According to The Cleveland Clinic, “most cases of bursitis are caused by overuse. The best treatment is prevention. It is important to avoid or modify the activities that cause the problem. Underlying conditions like leg length differences, improper posture, or poor technique in sports or work must be corrected.”
Follow these rules:
- Take it slow at first
- Use limited force and limited repetitions
- Stop if unusual pain occurs
- Avoid repetitive activities that put stress on the hips.
- Lose weight if you need to.
- Get a properly fitting shoe insert for leg length differences.
- Maintain strength and flexibility of the hip muscles.
Potential complications of trochanteric bursitis
According to the National Center For Biotechnology Information
“Complications of trochanteric bursitis are rare. Complications are more closely associated with NSAID use and infrequently corticosteroid injection.
NSAIDs can cause gastric ulceration and subsequent bleeding in those that are high risk or are taking anticoagulants. Gastrointestinal (GI) bleeding can be occult, and patients should be counseled regarding signs or symptoms of anemia. Complications associated with corticosteroid injections include:
- elevated for blood glucose levels
- injection site irritation
- injected site bleeding
National Center For Biotechnology Information gives more information:
“Proper stretching, form, and training technique can help prevent trochanteric bursitis in the young athletes.
It is important for you to understand the prognosis and success of non-operative management. Starting anti-inflammatories and/or corticosteroid injections may lead to resolution of symptoms.”
Exercises for Trochanteric Bursitis
Doing exercises to strengthen your thighs can help stabilize your hip joint and protect it from injury. Here are a few exercises you might try for trochanteric bursitis:
- Lie on your back with your feet flat on the ground and your knees bent.
- Raise your hips until they line up with your shoulders and knees.
- Slowly lower your hips to the ground.
- Perform 5 sets of 20 repetitions.
Lying lateral leg raises
- Lie on your right side.

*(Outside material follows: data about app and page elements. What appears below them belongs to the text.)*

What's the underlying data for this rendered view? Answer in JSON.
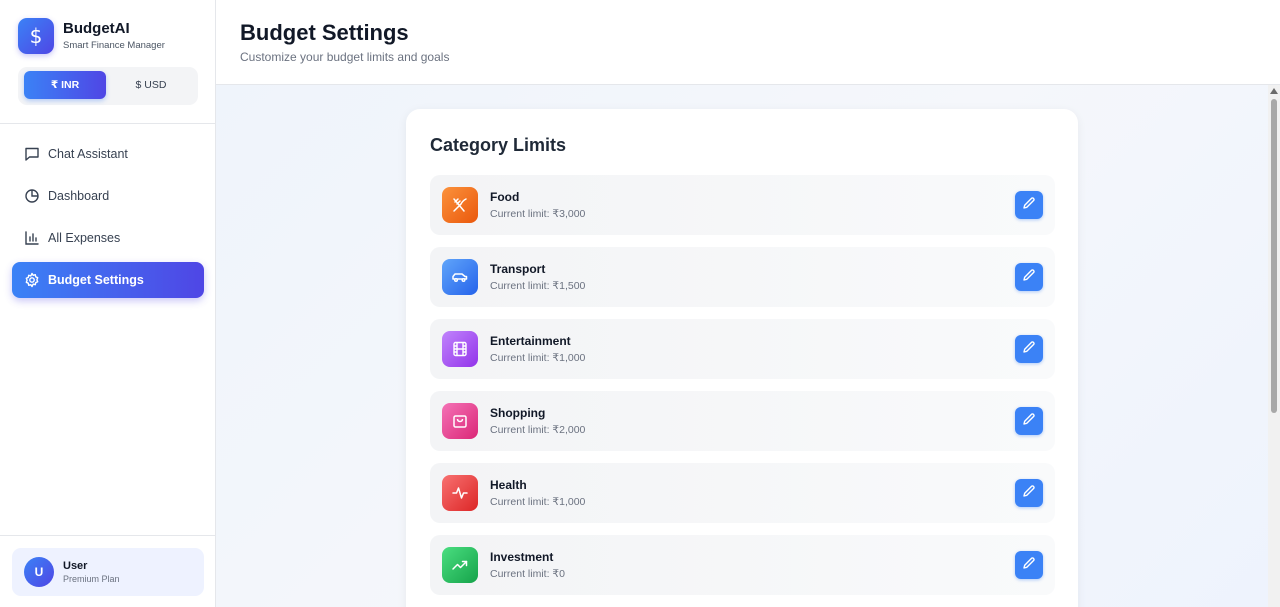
{
  "brand": {
    "name": "BudgetAI",
    "subtitle": "Smart Finance Manager"
  },
  "currency": {
    "options": [
      "₹ INR",
      "$ USD"
    ],
    "selected": "₹ INR"
  },
  "nav": {
    "items": [
      {
        "label": "Chat Assistant",
        "icon": "chat-icon",
        "active": false
      },
      {
        "label": "Dashboard",
        "icon": "pie-chart-icon",
        "active": false
      },
      {
        "label": "All Expenses",
        "icon": "bar-chart-icon",
        "active": false
      },
      {
        "label": "Budget Settings",
        "icon": "gear-icon",
        "active": true
      }
    ]
  },
  "user": {
    "initial": "U",
    "name": "User",
    "plan": "Premium Plan"
  },
  "header": {
    "title": "Budget Settings",
    "subtitle": "Customize your budget limits and goals"
  },
  "card": {
    "title": "Category Limits"
  },
  "categories": [
    {
      "name": "Food",
      "limit": "Current limit: ₹3,000",
      "icon": "utensils-icon",
      "color_from": "#f97316",
      "color_to": "#ea580c"
    },
    {
      "name": "Transport",
      "limit": "Current limit: ₹1,500",
      "icon": "car-icon",
      "color_from": "#60a5fa",
      "color_to": "#2563eb"
    },
    {
      "name": "Entertainment",
      "limit": "Current limit: ₹1,000",
      "icon": "film-icon",
      "color_from": "#c084fc",
      "color_to": "#9333ea"
    },
    {
      "name": "Shopping",
      "limit": "Current limit: ₹2,000",
      "icon": "shopping-bag-icon",
      "color_from": "#f472b6",
      "color_to": "#db2777"
    },
    {
      "name": "Health",
      "limit": "Current limit: ₹1,000",
      "icon": "heartbeat-icon",
      "color_from": "#f87171",
      "color_to": "#dc2626"
    },
    {
      "name": "Investment",
      "limit": "Current limit: ₹0",
      "icon": "trending-up-icon",
      "color_from": "#4ade80",
      "color_to": "#16a34a"
    }
  ],
  "colors": {
    "accent": "#3b82f6",
    "accent_dark": "#4f46e5"
  }
}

- Extend your right arm out for balance.
- Lift your left leg as far as you can, and then bring it down.
- Do 4 sets of 15 repetitions on each leg.
Lying leg circles
- Lie flat on your back with your legs extended.
- Raise your left leg about 3 inches off the ground and make small circles with it.
- Perform 3 sets of 5 rotations on each leg.